Surveillance society: CCTVs in the U.K.

Published 9 July 2007

The United Kingdom has 1 percent of the world’s population, it occupies 0.2 percent of the world’s inhabitable land mass, but it accounts for more than 20 percent of the world’s CCTV cameras

The United Kingdom has the most per-capita CCTVs in the world. Throughout the country there are an estimated five million CCTV cameras, meaning that there is one CCTV camera for every twelve citizens. The United Kingdom has about 1 percent of the world’s population and occupies a mere 0.2 percent of the world’s inhabitable land mass, but it accoutns for more than 20 percent of the world’s CCTV cameras. The Washington Post called the United Kingdom “the world’s premier surveillance society,” and in 2006 Andrea Arnold’s film “Red Road” won the Prix du Jury at tCannes Film Festival. The movie tells the story of a CCTV operator coming face to face with the killer of her father.

A typical Londoner going about his or her business may be monitored by 300 CCTV cameras a day. More than 2,000 cameras watch over London’s railway stations and another 6,000 permanently peer at commuters on the Underground and London buses. In other major city centres, including Manchester and Edinburgh, residents can expect to be sighted on between roughly 50 and 100 cameras a day. The British government last year has launched an ambitious project of installing CCTVs along all major highways in the country. The project has already paid dividends: Using images from these road-side CCTVs, the British police were able to track the car driven by one of the Glasgow bombing plotters, Mohammed Asha, and pulled the car over in a dramatic operation on the M6 highway in northwest England.

The New Statesman’s Brendan O’Neill writes that the numbers above refer to official cameras, that is, cameras operated by local governments and police services. During the past two years, however, an ever-growing number of private companies, businesses, banks, building societies, schools, community halls, leisure centres, and private residences have installed CCTVs.

The cameras now being installed are becoming smarter. Some cameras now come with automatic number-plate recognition, facial recognition, and even suspicious behaviour recognition. The first videoanalytic “smart” software was introduced in 2003, and ever-more-sophisticated algorithms now make videoanalytics a powerful antiterrorism tool. As we reported …. British scientists, backed by a £500,000 grant from the Ministry of Defense, are now working on developing cameras with gait recognition. These cameras will recognize whether people are walking suspiciously or strangely, and alert a human operator. Another example: Last October, Middlesbrough became the first town to install speaking CCTV cameras. The purpose of the speaking cameras is to lessen the burden on security personnel: If the camera notices an individual who left her backpack on a bench, a man standing on a rail platform for too long as trains come and go, or a group of youngsters behaving in an antisocial manner, it barks orders at them and assesses their responses.

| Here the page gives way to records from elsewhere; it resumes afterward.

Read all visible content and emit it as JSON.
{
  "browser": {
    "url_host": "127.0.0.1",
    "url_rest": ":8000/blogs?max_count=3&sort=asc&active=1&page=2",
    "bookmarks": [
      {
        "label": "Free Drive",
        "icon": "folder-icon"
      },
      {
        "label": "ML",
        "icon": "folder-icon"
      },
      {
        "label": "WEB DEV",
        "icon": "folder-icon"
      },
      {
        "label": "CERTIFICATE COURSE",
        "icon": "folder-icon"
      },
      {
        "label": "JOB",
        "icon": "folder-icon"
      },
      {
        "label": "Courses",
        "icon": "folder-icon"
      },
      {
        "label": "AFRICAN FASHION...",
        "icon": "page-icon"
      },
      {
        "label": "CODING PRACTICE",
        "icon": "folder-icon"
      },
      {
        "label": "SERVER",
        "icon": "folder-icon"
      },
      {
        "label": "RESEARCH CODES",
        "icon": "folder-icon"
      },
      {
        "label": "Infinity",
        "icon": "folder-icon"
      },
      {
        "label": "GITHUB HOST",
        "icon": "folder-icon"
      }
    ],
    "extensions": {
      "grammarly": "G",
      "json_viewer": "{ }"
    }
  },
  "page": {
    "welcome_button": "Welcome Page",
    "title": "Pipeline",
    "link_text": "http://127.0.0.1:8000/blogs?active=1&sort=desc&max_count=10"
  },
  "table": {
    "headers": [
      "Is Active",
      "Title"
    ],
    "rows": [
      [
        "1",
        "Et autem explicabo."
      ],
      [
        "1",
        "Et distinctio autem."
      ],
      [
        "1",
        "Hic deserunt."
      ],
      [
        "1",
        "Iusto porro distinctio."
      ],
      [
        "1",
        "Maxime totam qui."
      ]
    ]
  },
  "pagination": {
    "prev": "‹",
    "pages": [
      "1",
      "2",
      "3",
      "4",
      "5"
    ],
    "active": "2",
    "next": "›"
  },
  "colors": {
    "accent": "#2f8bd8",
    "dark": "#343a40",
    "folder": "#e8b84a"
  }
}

If they do not respond appropriately, security personnel is alerted.

Michael: Text below should be in a blue box

CCTV in Britain spread rapidly during the 1990s, but had been around since the 1950s. In 1956 the police started to use cameras in one-man operations at traffic lights in order to catch drivers running red lights. In 1960 the Metropolitan Police temporarily placed two cameras in Trafalgar Square to monitor the crowds during a public appearance by the Queen. By 1969, 14 police forces around the country were using CCTV, but there were still only 67 cameras in total. During the 1970s and 1980s the retail sector started to become interested but, even as late as 1991, still only ten cities had open-street CCTV systems, and they were small-scale and locally funded. All agree that the turning point was the abduction and murder of James Bulger in 1993.

The now famous grainy CCTV image of the two ten-year-olds Robert Thompson and Jon Venables leading the trusting toddler by the hand from a Liverpool shopping centre was broadcast around the nation, and subsequently the world. Video-grabs were featured on the front page of every British paper. The then-home secretary, Michael Howard, announced a City Challenge Competition to allocate £2 million of government money for open-street CCTV systems. The Home Office was overwhelmed by 480 applications.

The explosive growth of CCTVs since 1993 has transformed city centers and local communities. In Shoreditch, London, there is even a “socially inclusive” CCTV initiative, known as Digital Bridge, which allows the residents themselves to tune in to “community TV” and watch what is happening outside their front doors.